Work task →
Which lines of the entries contain the string "demo"? Please find them and copy them.
___ Records supplied
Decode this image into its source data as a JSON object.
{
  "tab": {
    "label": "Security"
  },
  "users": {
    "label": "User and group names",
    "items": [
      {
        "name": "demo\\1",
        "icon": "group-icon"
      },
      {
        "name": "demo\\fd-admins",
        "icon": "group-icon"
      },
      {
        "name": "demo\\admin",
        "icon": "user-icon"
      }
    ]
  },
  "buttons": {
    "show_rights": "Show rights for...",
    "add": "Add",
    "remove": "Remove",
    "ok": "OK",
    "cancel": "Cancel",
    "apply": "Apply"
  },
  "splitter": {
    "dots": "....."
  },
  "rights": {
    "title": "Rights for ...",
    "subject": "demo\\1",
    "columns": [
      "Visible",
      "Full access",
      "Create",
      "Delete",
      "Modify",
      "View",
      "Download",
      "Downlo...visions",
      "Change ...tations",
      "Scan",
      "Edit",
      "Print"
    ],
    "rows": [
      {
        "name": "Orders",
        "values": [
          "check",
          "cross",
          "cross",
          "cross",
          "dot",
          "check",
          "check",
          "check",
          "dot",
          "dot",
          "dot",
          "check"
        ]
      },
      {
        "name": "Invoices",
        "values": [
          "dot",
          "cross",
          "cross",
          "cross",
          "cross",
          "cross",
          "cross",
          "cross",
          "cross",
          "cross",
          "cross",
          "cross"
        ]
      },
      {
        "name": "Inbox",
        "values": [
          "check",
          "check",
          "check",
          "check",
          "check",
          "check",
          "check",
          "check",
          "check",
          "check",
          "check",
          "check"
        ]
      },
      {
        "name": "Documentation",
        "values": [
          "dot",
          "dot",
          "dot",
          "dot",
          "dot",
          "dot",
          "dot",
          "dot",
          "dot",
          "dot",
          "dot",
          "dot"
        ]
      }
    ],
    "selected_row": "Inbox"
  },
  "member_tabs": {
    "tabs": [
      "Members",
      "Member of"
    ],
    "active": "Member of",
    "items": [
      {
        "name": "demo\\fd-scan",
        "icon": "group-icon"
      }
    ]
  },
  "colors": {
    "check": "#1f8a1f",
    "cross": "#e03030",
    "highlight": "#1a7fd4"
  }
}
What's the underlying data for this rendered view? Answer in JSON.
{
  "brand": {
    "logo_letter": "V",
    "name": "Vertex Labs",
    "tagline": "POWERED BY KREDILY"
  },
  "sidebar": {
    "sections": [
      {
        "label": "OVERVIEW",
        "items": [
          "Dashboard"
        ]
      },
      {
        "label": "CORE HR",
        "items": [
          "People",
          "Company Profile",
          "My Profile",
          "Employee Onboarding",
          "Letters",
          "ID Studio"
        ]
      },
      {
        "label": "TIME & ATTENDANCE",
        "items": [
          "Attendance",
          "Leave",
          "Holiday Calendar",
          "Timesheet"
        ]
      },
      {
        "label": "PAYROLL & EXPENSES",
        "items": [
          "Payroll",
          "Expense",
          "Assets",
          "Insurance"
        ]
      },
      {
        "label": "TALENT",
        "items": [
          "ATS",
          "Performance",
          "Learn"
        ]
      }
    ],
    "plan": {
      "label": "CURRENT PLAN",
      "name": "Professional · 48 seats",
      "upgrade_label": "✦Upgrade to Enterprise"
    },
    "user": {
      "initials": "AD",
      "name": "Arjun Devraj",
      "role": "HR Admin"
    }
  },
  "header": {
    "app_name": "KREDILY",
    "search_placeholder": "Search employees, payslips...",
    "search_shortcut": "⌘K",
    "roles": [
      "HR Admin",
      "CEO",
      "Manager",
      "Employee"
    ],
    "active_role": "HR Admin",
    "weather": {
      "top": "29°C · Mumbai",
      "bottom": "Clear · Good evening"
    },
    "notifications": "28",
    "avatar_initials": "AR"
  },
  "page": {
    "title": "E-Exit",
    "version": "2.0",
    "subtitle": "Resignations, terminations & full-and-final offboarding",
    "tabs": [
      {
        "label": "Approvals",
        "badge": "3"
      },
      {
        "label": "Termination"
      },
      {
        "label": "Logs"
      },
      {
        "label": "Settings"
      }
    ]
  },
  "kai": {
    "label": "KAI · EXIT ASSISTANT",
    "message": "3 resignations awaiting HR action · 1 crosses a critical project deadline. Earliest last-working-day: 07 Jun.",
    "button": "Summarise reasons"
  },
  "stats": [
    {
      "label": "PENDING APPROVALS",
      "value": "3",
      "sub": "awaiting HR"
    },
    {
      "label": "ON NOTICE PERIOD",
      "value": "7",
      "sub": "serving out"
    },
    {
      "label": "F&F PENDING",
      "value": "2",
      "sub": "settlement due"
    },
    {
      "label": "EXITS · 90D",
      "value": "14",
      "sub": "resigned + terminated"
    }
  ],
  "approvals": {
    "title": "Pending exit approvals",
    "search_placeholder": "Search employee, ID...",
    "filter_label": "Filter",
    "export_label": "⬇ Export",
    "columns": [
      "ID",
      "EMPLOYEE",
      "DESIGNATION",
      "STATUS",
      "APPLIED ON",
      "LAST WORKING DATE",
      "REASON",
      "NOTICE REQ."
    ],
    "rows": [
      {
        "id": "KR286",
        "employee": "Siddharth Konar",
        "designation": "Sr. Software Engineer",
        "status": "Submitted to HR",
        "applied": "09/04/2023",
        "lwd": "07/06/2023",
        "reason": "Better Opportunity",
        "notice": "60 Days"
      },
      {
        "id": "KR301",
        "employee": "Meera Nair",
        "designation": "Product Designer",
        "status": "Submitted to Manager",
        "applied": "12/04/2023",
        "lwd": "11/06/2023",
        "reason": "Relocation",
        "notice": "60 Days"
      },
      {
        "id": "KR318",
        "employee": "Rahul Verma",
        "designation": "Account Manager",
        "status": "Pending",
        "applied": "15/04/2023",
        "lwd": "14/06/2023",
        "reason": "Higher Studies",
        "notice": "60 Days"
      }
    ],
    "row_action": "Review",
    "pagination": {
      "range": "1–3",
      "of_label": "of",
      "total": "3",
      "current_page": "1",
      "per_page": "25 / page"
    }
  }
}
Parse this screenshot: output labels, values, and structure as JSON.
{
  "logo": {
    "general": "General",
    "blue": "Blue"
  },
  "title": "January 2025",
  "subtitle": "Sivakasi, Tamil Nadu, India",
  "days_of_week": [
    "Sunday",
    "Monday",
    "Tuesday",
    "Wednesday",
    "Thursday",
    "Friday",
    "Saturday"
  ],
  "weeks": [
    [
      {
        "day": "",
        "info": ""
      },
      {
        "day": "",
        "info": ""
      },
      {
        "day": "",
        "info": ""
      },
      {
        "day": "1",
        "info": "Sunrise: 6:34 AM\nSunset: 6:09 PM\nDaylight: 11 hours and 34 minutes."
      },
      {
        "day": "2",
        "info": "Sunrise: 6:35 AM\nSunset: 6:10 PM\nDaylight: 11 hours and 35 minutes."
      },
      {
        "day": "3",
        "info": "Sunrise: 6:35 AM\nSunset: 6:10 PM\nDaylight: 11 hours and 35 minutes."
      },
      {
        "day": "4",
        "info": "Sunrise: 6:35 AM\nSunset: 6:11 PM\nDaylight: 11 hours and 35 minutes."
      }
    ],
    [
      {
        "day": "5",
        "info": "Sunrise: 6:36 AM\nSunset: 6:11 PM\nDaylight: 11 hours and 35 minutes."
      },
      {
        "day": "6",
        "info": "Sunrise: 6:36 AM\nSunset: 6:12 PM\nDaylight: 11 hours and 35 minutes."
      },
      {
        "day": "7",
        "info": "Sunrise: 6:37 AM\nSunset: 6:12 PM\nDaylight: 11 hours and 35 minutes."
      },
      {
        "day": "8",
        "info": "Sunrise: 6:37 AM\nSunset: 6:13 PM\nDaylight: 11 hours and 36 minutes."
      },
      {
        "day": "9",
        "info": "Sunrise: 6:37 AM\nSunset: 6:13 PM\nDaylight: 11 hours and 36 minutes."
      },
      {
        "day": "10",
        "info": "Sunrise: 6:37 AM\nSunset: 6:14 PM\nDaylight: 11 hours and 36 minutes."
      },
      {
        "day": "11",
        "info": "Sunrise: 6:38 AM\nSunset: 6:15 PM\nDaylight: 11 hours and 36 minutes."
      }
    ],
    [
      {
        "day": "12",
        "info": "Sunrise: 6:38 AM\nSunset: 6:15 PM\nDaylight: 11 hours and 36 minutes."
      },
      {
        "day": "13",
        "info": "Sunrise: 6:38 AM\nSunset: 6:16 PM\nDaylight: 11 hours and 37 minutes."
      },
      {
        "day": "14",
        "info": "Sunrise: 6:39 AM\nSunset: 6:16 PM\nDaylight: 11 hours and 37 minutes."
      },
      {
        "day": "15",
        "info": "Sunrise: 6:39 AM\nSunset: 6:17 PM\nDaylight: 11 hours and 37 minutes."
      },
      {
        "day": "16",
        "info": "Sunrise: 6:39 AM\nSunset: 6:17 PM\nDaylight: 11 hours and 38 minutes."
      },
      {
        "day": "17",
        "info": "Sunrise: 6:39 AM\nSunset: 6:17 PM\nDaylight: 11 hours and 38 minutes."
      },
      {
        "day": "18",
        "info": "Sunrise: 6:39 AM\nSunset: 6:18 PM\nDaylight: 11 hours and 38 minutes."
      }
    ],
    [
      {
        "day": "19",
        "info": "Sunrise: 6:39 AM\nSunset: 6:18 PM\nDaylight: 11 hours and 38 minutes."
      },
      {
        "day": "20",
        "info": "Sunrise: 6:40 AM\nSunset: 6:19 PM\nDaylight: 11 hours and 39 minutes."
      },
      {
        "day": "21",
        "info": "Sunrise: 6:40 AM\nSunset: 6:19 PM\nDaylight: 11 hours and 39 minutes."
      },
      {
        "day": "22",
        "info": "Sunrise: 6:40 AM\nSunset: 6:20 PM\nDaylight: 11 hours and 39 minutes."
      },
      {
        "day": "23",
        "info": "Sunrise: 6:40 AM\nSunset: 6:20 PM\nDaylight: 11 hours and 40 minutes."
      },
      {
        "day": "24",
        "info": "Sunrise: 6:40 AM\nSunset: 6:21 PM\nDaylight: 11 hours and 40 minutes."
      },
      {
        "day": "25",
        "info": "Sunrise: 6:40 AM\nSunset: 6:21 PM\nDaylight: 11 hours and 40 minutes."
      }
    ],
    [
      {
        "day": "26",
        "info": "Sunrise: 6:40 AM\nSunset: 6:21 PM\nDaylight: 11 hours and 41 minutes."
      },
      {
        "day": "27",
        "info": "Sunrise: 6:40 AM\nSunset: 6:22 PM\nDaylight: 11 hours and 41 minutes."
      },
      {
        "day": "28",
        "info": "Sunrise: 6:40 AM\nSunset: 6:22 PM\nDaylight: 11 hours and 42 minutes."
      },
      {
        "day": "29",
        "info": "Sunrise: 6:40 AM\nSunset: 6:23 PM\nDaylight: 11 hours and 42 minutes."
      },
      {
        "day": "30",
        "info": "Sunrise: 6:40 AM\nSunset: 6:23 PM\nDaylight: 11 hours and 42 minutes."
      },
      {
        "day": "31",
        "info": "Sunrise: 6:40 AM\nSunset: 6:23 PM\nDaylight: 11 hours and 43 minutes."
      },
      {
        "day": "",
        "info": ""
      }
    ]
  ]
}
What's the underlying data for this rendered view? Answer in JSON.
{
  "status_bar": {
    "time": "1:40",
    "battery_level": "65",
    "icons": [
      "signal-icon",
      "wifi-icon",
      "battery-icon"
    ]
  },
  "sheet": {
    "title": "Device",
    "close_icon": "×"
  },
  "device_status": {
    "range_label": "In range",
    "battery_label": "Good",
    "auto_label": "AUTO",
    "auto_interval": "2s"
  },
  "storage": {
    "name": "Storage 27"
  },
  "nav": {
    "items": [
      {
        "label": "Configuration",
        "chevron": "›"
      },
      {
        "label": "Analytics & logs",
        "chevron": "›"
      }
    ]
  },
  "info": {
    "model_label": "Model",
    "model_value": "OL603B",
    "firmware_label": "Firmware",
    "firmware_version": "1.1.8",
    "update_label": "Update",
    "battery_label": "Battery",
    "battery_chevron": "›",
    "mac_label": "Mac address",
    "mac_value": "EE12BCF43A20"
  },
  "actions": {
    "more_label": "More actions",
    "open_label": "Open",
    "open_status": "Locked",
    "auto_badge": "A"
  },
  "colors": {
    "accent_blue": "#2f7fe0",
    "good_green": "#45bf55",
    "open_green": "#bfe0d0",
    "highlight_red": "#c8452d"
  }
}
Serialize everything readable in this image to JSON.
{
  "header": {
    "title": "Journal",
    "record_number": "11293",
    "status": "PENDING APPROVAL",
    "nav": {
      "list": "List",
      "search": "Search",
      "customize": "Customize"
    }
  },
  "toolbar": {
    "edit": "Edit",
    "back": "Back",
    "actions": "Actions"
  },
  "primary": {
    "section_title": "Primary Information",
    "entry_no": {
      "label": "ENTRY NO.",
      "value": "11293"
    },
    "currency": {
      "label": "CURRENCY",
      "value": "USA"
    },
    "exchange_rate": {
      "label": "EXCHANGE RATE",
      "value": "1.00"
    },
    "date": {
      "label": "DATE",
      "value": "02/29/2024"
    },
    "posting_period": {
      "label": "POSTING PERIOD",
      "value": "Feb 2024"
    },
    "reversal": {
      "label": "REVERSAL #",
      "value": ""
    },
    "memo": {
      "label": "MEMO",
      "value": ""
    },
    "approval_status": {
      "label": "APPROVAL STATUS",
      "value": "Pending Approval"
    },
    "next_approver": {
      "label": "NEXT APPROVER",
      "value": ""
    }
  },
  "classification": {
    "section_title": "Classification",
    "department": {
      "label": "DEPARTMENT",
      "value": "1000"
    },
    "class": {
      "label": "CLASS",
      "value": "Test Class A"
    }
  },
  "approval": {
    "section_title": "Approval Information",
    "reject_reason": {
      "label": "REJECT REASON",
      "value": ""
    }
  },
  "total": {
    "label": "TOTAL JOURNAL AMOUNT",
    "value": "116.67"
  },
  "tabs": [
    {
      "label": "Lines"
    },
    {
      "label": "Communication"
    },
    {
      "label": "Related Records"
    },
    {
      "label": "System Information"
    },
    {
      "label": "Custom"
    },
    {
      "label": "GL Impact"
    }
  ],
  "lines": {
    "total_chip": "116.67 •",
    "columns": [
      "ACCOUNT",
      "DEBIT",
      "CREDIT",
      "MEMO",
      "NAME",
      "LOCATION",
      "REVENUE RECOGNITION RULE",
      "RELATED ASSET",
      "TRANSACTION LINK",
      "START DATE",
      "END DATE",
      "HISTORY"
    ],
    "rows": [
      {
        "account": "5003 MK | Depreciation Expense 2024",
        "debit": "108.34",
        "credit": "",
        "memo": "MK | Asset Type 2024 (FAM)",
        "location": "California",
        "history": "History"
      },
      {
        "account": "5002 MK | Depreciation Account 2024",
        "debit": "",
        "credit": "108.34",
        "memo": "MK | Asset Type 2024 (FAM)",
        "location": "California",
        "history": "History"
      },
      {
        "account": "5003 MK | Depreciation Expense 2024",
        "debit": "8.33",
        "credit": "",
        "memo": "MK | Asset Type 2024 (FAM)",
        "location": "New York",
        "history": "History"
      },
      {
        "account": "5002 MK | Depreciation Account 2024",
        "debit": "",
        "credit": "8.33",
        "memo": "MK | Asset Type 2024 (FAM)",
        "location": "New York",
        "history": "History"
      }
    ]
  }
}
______
Answer to this problem →
        "name": "demo\\1",
        "name": "demo\\fd-admins",
        "name": "demo\\admin",
    "subject": "demo\\1",
        "name": "demo\\fd-scan",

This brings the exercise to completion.